*** Data supplied Section Begins ***

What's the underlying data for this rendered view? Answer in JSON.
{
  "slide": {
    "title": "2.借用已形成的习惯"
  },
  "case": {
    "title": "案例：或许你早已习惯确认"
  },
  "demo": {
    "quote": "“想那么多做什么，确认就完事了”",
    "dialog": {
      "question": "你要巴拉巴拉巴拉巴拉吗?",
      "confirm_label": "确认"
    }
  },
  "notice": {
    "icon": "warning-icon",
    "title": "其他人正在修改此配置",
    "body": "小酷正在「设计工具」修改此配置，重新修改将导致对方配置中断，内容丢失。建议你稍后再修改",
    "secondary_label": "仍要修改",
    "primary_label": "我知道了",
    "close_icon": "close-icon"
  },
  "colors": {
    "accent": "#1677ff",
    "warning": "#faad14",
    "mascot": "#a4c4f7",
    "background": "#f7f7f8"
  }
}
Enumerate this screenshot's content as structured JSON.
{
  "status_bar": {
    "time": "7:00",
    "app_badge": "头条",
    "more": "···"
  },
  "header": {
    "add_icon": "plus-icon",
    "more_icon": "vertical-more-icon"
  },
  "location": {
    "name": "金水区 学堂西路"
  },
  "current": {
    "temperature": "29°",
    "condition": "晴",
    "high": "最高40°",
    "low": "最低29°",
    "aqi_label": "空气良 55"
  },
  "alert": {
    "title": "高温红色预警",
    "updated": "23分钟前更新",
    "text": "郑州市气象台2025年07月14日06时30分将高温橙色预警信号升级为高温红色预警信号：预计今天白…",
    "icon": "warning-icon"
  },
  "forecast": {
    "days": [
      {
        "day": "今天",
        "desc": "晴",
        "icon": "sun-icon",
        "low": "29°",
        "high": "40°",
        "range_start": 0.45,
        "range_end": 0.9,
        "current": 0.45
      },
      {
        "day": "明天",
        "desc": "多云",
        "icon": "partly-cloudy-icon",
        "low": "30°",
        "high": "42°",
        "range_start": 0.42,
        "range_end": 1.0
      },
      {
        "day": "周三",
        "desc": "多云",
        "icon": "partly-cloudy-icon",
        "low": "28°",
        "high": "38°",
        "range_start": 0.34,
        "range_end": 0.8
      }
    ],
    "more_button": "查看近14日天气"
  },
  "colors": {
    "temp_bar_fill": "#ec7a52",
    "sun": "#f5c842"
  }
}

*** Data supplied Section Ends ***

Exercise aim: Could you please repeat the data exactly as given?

Expected output:
What's the underlying data for this rendered view? Answer in JSON.
{
  "slide": {
    "title": "2.借用已形成的习惯"
  },
  "case": {
    "title": "案例：或许你早已习惯确认"
  },
  "demo": {
    "quote": "“想那么多做什么，确认就完事了”",
    "dialog": {
      "question": "你要巴拉巴拉巴拉巴拉吗?",
      "confirm_label": "确认"
    }
  },
  "notice": {
    "icon": "warning-icon",
    "title": "其他人正在修改此配置",
    "body": "小酷正在「设计工具」修改此配置，重新修改将导致对方配置中断，内容丢失。建议你稍后再修改",
    "secondary_label": "仍要修改",
    "primary_label": "我知道了",
    "close_icon": "close-icon"
  },
  "colors": {
    "accent": "#1677ff",
    "warning": "#faad14",
    "mascot": "#a4c4f7",
    "background": "#f7f7f8"
  }
}
Enumerate this screenshot's content as structured JSON.
{
  "status_bar": {
    "time": "7:00",
    "app_badge": "头条",
    "more": "···"
  },
  "header": {
    "add_icon": "plus-icon",
    "more_icon": "vertical-more-icon"
  },
  "location": {
    "name": "金水区 学堂西路"
  },
  "current": {
    "temperature": "29°",
    "condition": "晴",
    "high": "最高40°",
    "low": "最低29°",
    "aqi_label": "空气良 55"
  },
  "alert": {
    "title": "高温红色预警",
    "updated": "23分钟前更新",
    "text": "郑州市气象台2025年07月14日06时30分将高温橙色预警信号升级为高温红色预警信号：预计今天白…",
    "icon": "warning-icon"
  },
  "forecast": {
    "days": [
      {
        "day": "今天",
        "desc": "晴",
        "icon": "sun-icon",
        "low": "29°",
        "high": "40°",
        "range_start": 0.45,
        "range_end": 0.9,
        "current": 0.45
      },
      {
        "day": "明天",
        "desc": "多云",
        "icon": "partly-cloudy-icon",
        "low": "30°",
        "high": "42°",
        "range_start": 0.42,
        "range_end": 1.0
      },
      {
        "day": "周三",
        "desc": "多云",
        "icon": "partly-cloudy-icon",
        "low": "28°",
        "high": "38°",
        "range_start": 0.34,
        "range_end": 0.8
      }
    ],
    "more_button": "查看近14日天气"
  },
  "colors": {
    "temp_bar_fill": "#ec7a52",
    "sun": "#f5c842"
  }
}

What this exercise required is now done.